Problem statement: This exercise asks for the records to be retyped exactly as they read.

Entries supplied:
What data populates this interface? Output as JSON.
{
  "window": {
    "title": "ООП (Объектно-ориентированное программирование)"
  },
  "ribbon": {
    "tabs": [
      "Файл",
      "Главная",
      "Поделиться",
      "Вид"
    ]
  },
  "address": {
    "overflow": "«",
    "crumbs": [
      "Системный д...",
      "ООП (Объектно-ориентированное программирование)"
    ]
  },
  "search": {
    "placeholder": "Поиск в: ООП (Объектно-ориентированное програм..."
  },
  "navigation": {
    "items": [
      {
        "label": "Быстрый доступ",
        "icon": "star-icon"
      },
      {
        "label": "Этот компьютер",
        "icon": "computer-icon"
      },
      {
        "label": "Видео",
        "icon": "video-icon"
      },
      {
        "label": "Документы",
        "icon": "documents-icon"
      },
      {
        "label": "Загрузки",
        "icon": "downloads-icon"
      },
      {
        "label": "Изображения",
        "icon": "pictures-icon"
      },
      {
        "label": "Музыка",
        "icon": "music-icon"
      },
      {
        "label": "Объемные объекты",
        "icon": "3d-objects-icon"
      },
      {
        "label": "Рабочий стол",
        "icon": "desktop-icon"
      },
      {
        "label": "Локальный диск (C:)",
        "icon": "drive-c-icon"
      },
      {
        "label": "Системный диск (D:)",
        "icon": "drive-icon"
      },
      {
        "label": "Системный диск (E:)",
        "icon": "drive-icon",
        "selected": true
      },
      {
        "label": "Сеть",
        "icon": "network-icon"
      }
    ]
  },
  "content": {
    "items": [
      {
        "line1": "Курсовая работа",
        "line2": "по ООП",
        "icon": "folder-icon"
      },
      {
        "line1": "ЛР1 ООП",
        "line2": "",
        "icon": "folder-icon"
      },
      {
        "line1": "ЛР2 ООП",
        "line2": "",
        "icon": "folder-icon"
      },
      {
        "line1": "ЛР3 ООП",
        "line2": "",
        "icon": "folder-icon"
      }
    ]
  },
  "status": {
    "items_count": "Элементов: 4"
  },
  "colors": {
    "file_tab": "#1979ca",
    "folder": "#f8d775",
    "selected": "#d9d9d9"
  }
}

Result:
What data populates this interface? Output as JSON.
{
  "window": {
    "title": "ООП (Объектно-ориентированное программирование)"
  },
  "ribbon": {
    "tabs": [
      "Файл",
      "Главная",
      "Поделиться",
      "Вид"
    ]
  },
  "address": {
    "overflow": "«",
    "crumbs": [
      "Системный д...",
      "ООП (Объектно-ориентированное программирование)"
    ]
  },
  "search": {
    "placeholder": "Поиск в: ООП (Объектно-ориентированное програм..."
  },
  "navigation": {
    "items": [
      {
        "label": "Быстрый доступ",
        "icon": "star-icon"
      },
      {
        "label": "Этот компьютер",
        "icon": "computer-icon"
      },
      {
        "label": "Видео",
        "icon": "video-icon"
      },
      {
        "label": "Документы",
        "icon": "documents-icon"
      },
      {
        "label": "Загрузки",
        "icon": "downloads-icon"
      },
      {
        "label": "Изображения",
        "icon": "pictures-icon"
      },
      {
        "label": "Музыка",
        "icon": "music-icon"
      },
      {
        "label": "Объемные объекты",
        "icon": "3d-objects-icon"
      },
      {
        "label": "Рабочий стол",
        "icon": "desktop-icon"
      },
      {
        "label": "Локальный диск (C:)",
        "icon": "drive-c-icon"
      },
      {
        "label": "Системный диск (D:)",
        "icon": "drive-icon"
      },
      {
        "label": "Системный диск (E:)",
        "icon": "drive-icon",
        "selected": true
      },
      {
        "label": "Сеть",
        "icon": "network-icon"
      }
    ]
  },
  "content": {
    "items": [
      {
        "line1": "Курсовая работа",
        "line2": "по ООП",
        "icon": "folder-icon"
      },
      {
        "line1": "ЛР1 ООП",
        "line2": "",
        "icon": "folder-icon"
      },
      {
        "line1": "ЛР2 ООП",
        "line2": "",
        "icon": "folder-icon"
      },
      {
        "line1": "ЛР3 ООП",
        "line2": "",
        "icon": "folder-icon"
      }
    ]
  },
  "status": {
    "items_count": "Элементов: 4"
  },
  "colors": {
    "file_tab": "#1979ca",
    "folder": "#f8d775",
    "selected": "#d9d9d9"
  }
}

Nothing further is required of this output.